[WORK REQUEST]
What lines in the entries below contain the word "administrar"? Copy all of them.

Saved entries
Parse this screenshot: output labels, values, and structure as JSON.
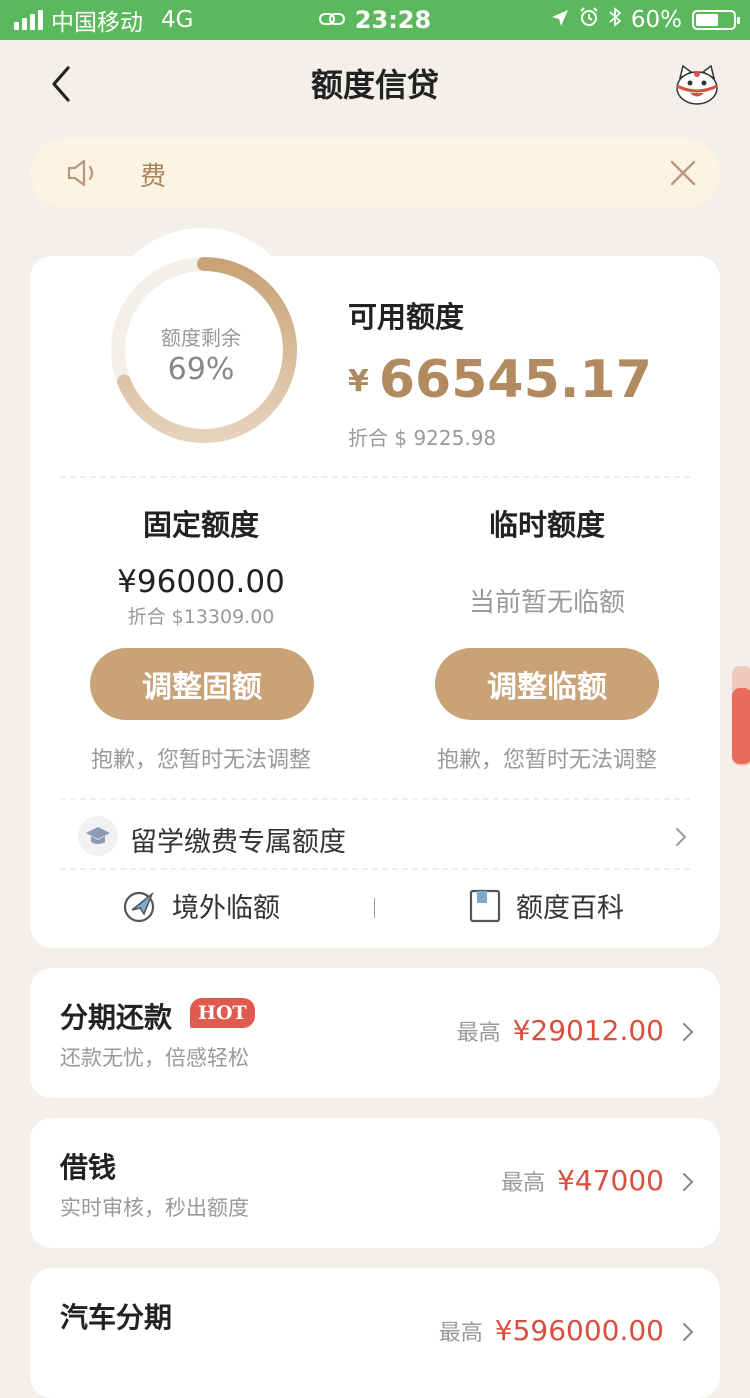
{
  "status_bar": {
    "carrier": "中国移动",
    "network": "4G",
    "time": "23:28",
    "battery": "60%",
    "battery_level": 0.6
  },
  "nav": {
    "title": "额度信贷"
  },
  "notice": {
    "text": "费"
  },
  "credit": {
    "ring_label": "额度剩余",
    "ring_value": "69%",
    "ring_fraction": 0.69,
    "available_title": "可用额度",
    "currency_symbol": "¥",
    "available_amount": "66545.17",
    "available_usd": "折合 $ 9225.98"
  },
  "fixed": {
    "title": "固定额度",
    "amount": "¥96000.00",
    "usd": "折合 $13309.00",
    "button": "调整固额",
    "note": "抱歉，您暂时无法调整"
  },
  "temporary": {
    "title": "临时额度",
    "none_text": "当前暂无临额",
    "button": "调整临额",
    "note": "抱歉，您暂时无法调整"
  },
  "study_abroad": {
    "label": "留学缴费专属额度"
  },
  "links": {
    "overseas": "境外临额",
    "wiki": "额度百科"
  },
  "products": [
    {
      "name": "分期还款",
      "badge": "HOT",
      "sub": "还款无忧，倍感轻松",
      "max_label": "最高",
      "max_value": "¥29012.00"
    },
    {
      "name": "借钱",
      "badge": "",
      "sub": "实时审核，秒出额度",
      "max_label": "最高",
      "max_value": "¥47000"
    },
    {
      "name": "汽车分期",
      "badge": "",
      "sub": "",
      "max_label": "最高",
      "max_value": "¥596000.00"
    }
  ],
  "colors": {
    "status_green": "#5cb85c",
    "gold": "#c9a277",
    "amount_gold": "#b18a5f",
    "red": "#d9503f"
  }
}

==

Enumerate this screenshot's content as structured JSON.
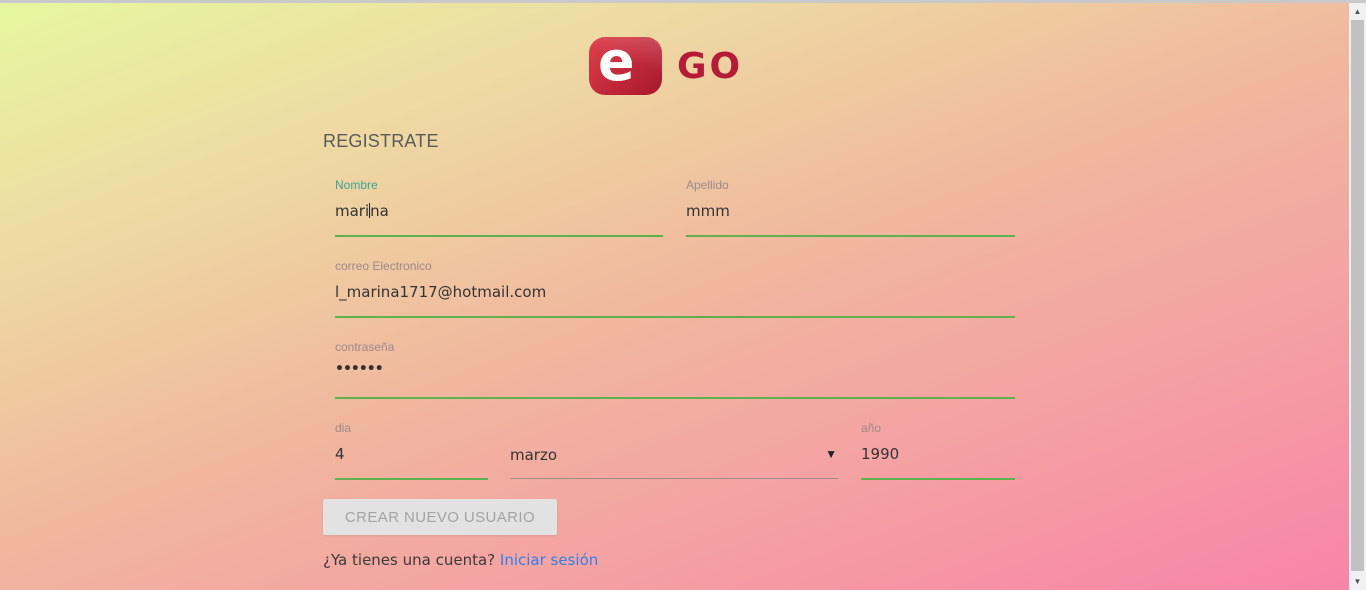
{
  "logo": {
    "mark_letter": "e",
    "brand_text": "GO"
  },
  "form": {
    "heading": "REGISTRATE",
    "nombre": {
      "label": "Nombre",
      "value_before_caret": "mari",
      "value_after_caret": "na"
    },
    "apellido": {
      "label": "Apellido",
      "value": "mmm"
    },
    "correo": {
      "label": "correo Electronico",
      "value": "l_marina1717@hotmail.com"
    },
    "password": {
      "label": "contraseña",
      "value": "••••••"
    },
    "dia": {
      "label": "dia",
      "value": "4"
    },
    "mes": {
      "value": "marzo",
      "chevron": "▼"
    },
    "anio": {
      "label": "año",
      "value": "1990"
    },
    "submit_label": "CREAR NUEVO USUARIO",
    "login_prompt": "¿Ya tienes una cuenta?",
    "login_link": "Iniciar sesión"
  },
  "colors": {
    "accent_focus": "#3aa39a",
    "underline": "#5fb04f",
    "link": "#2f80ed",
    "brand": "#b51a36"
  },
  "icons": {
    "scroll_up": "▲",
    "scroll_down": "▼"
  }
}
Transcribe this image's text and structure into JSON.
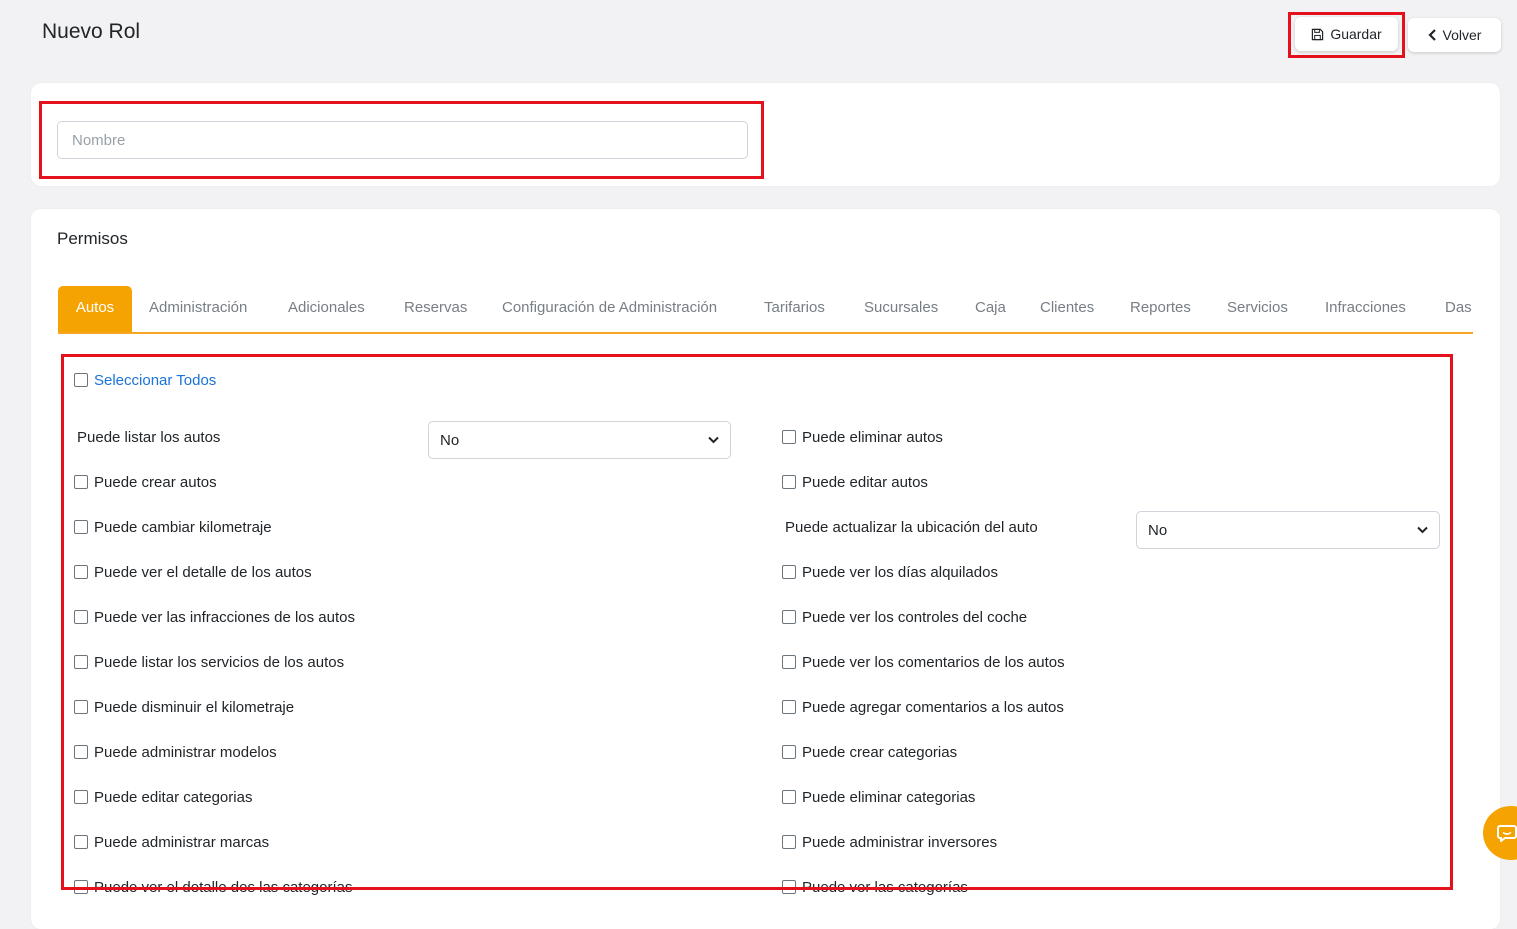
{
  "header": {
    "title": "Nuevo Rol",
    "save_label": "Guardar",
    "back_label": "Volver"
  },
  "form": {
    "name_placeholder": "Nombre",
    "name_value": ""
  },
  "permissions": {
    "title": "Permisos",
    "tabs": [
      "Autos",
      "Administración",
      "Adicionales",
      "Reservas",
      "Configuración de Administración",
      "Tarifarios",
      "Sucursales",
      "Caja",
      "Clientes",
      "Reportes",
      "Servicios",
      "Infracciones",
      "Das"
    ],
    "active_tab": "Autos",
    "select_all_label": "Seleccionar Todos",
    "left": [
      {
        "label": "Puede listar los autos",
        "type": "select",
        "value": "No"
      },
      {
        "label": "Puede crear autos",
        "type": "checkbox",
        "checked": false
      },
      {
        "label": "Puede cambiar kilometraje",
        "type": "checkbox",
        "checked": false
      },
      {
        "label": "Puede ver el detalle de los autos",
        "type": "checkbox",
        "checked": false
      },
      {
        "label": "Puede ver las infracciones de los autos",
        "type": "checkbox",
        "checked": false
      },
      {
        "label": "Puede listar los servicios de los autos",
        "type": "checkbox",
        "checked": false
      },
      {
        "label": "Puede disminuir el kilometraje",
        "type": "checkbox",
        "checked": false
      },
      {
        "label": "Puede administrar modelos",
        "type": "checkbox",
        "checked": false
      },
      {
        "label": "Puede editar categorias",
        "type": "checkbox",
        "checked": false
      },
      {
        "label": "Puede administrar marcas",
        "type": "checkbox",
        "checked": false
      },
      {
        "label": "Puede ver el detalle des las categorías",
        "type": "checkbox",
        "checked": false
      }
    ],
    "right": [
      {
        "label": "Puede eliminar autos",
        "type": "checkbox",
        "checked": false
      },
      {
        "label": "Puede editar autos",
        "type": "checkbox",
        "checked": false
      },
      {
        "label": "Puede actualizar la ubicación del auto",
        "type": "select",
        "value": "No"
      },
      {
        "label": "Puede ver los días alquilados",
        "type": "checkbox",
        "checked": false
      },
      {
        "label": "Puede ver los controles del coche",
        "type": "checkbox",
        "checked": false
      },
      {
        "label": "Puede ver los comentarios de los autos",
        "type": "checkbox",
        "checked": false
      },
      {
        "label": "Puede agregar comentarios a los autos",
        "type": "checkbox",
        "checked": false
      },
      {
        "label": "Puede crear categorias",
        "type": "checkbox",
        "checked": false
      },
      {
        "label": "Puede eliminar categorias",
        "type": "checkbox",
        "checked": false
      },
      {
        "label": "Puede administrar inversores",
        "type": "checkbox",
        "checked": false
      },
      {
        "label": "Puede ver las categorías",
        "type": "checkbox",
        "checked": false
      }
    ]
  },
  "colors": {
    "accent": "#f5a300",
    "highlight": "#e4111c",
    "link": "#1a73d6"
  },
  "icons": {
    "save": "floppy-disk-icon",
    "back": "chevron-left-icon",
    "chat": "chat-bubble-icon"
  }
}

[ANSWER SPACE]
        "label": "Puede administrar modelos",
        "label": "Puede administrar marcas",
        "label": "Puede administrar inversores",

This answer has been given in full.